*Work request*
Look through the listing below for lines containing the word "venv". State only their number.

*Material for this exercise*
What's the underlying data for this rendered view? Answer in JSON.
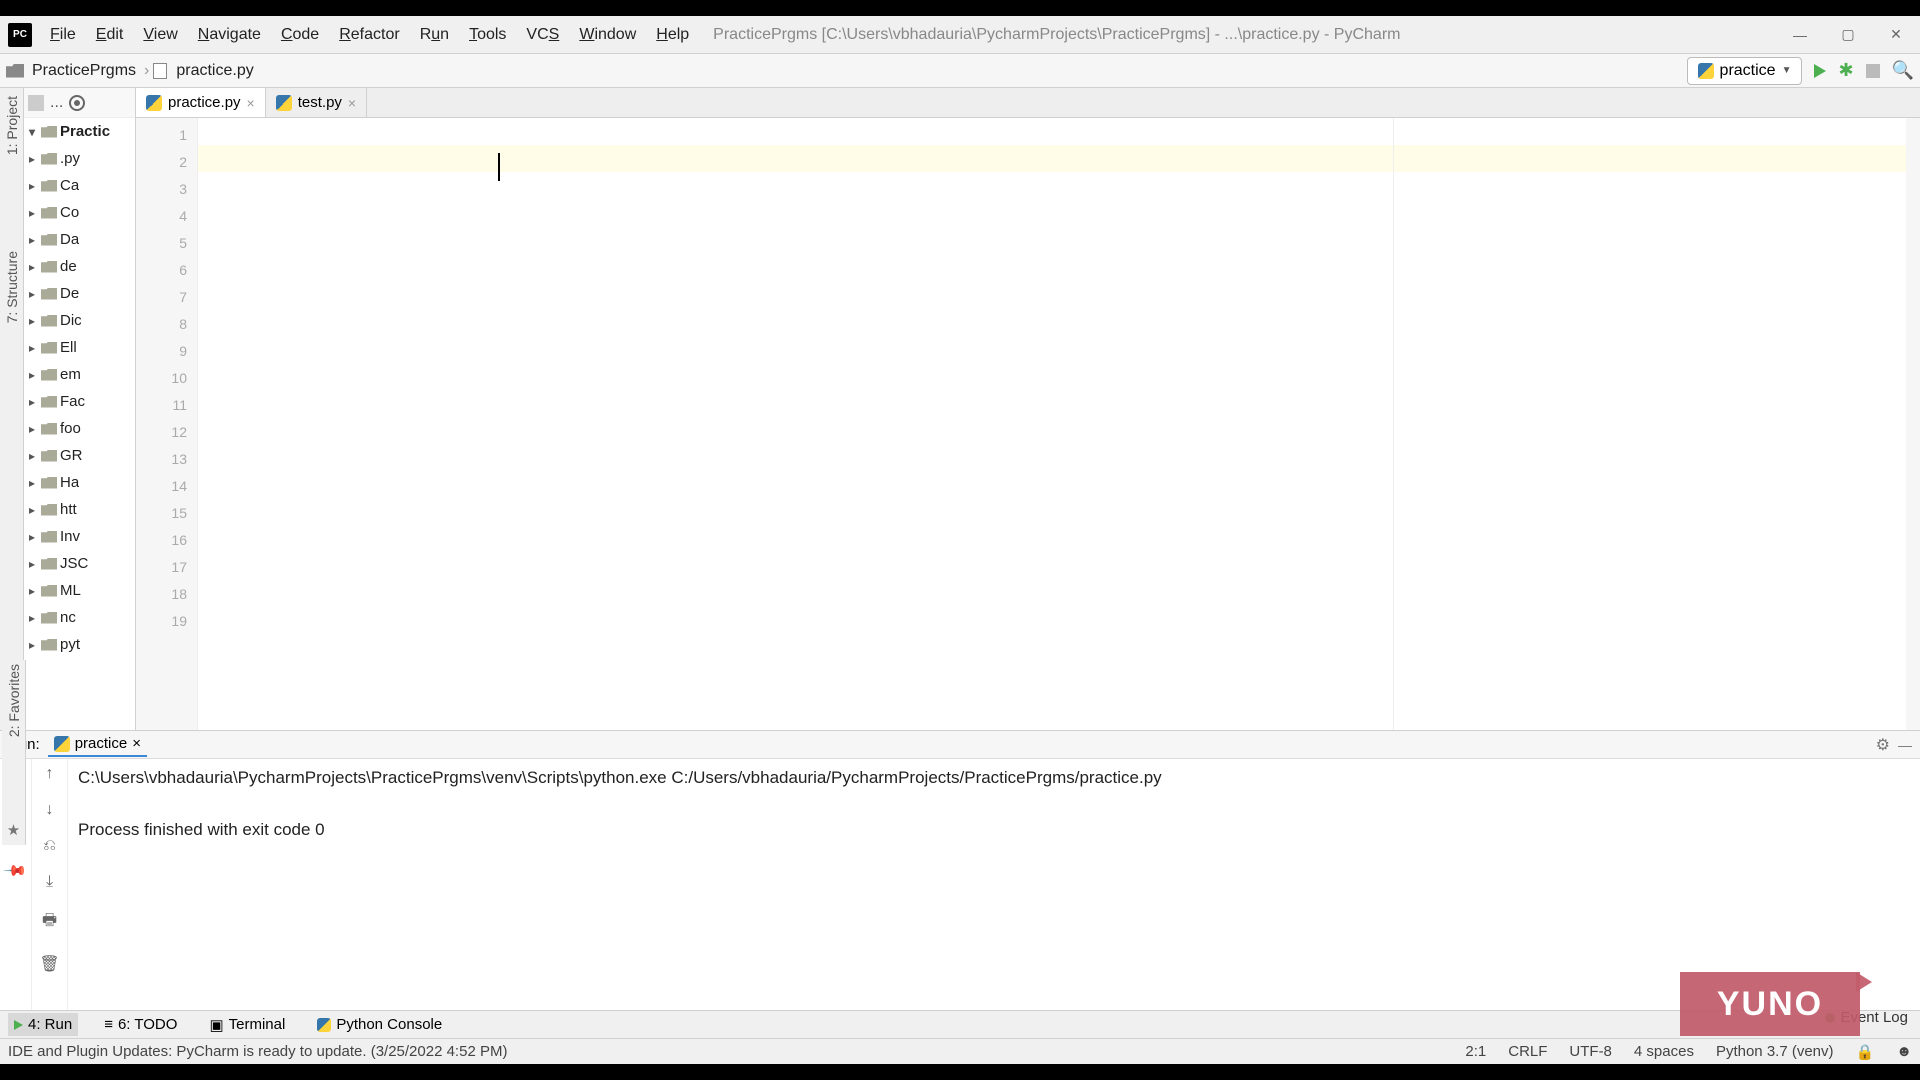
{
  "app_icon_text": "PC",
  "menu": {
    "file": "File",
    "edit": "Edit",
    "view": "View",
    "navigate": "Navigate",
    "code": "Code",
    "refactor": "Refactor",
    "run": "Run",
    "tools": "Tools",
    "vcs": "VCS",
    "window": "Window",
    "help": "Help"
  },
  "title_path": "PracticePrgms [C:\\Users\\vbhadauria\\PycharmProjects\\PracticePrgms] - ...\\practice.py - PyCharm",
  "breadcrumb": {
    "root": "PracticePrgms",
    "file": "practice.py"
  },
  "run_config": {
    "name": "practice"
  },
  "project": {
    "root": "Practic",
    "items": [
      ".py",
      "Ca",
      "Co",
      "Da",
      "de",
      "De",
      "Dic",
      "Ell",
      "em",
      "Fac",
      "foo",
      "GR",
      "Ha",
      "htt",
      "Inv",
      "JSC",
      "ML",
      "nc",
      "pyt"
    ]
  },
  "line_numbers": [
    1,
    2,
    3,
    4,
    5,
    6,
    7,
    8,
    9,
    10,
    11,
    12,
    13,
    14,
    15,
    16,
    17,
    18,
    19
  ],
  "tabs": {
    "t1": "practice.py",
    "t2": "test.py"
  },
  "run_header": {
    "label": "Run:",
    "tab": "practice"
  },
  "console": {
    "cmd": "C:\\Users\\vbhadauria\\PycharmProjects\\PracticePrgms\\venv\\Scripts\\python.exe C:/Users/vbhadauria/PycharmProjects/PracticePrgms/practice.py",
    "result": "Process finished with exit code 0"
  },
  "bottom": {
    "run": "4: Run",
    "todo": "6: TODO",
    "terminal": "Terminal",
    "pyconsole": "Python Console"
  },
  "status": {
    "msg": "IDE and Plugin Updates: PyCharm is ready to update. (3/25/2022 4:52 PM)",
    "pos": "2:1",
    "eol": "CRLF",
    "enc": "UTF-8",
    "indent": "4 spaces",
    "interp": "Python 3.7 (venv)"
  },
  "side_rails": {
    "project": "1: Project",
    "structure": "7: Structure",
    "favorites": "2: Favorites"
  },
  "event_log": "Event Log",
  "brand": "YUNO"
}
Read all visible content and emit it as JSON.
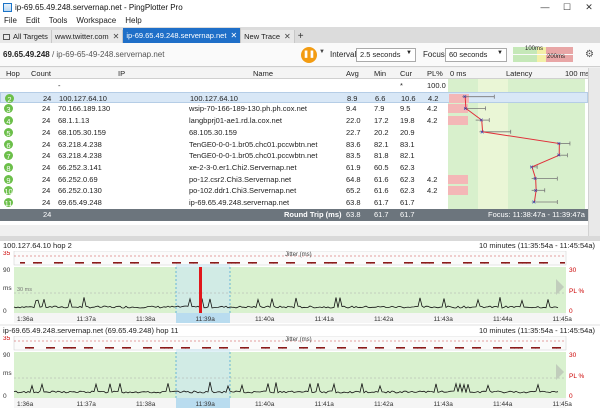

*Answer for this exercise*
2